Last year, I was tasked with assigning and compiling the State of the Plate issue after only a month at the helm of Style's food and drink section. Historically, the issue has prominently featured the much-anticipated Restaurant of the Year, a critics' choice of sorts, along with a collection of stories from other corners of Richmond's dining scene.
I was lucky to have a writing team of talented voices and diverse palates with the institutional knowledge that I lacked at the time, which made last year's selection pretty straightforward: I emailed the writers asking for each of their top three restaurants that had opened within the previous year, every person had one in common, and boom. Easy enough.
This time around, we invited some more nuance into the process and also broadened the scope of the conversation beyond focusing on a single restaurant. One Thursday evening in late January, my food writers and I gathered at Style's conference table, equipped with snacks, cans of LaCroix, lists of contenders and a whole lot of opinions.
As commenters so generously remind us on the internet, food criticism is entirely subjective. Even considering the varied experience and expertise of this group of writers, a reviewer's opinion is still exactly that: an opinion. And much like sending four writers to the same restaurant would almost certainly result in four completely distinct reviews, asking a group to contemplate the most notable establishment of an entire year resulted in a host of different priorities and qualifiers.

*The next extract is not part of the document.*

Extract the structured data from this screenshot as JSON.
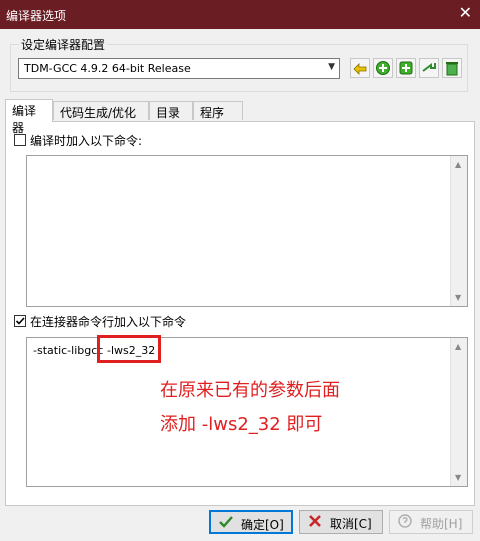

Before even discussing the restaurants themselves, we had to address the central question: What does it mean to be Style's restaurant of the year? Is it as simple as a consensus on everyone's favorite? What role do public opinion and popularity play? What about prices and accessibility? We really took the name of this issue, State of the Plate, to heart. We asked ourselves and each other, what is the state of Richmond's dining scene, and which new restaurant encompasses that?

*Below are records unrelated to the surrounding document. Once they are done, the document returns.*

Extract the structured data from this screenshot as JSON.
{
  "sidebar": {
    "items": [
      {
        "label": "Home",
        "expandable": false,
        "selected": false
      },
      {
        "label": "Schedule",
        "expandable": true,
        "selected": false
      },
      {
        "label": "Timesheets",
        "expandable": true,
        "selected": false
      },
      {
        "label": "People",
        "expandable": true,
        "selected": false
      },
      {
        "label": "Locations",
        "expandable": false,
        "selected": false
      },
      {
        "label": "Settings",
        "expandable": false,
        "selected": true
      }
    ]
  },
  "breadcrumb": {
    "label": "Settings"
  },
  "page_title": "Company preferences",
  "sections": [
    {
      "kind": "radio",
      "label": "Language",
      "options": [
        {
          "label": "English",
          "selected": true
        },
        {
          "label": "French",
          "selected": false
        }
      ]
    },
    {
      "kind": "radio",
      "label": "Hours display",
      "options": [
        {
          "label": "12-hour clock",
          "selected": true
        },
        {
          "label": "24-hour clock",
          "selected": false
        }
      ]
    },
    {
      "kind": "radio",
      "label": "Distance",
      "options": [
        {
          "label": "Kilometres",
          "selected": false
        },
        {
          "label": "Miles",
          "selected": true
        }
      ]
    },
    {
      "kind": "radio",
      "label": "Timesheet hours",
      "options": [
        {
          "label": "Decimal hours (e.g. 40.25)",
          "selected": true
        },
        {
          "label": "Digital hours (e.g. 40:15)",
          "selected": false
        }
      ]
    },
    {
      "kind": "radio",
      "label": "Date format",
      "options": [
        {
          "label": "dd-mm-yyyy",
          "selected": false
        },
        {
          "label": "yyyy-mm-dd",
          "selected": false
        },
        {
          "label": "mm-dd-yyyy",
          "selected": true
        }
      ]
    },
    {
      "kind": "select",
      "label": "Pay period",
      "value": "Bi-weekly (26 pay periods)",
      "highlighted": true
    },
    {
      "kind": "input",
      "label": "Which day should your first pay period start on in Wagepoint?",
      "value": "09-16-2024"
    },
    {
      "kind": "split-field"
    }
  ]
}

Here's where we landed: As food writers, we have the luxury of viewing dining as not just utilitarian and very much as an experience. Chefs and their teams do more than simply serve meals, and we concluded that the restaurant of the year is all about impact. Who's doing something different? Who's challenging the status quo and giving us more to talk about? Who's making moves that Richmond has never seen before? By those parameters, the answer was clear.
But the current state of our ever-changing, ever-beloved dining scene is a reflection of more than one new restaurant. We're proud of the reputation Richmond has built for itself, held up by the tireless, passionate labor that goes into filling our plates, our bellies and our souls. And while it's by no means an exhaustive list, this package is an homage to the complex, diverse, delicious web of food that we're so fortunate to call our own, and the people making it happen. — Laura Ingles
Restaurant of the Year: Longoven
It's edgy, unexpected and risky, and it's making a statement in our dining scene.
Parts and labor make up critical components of a restaurant's identity, and too often the eater has no idea who's making it happen.
On the Map
Richmond's dining scene made national headlines before last year, but the opening of Nate's Bagels made it a true foodie town.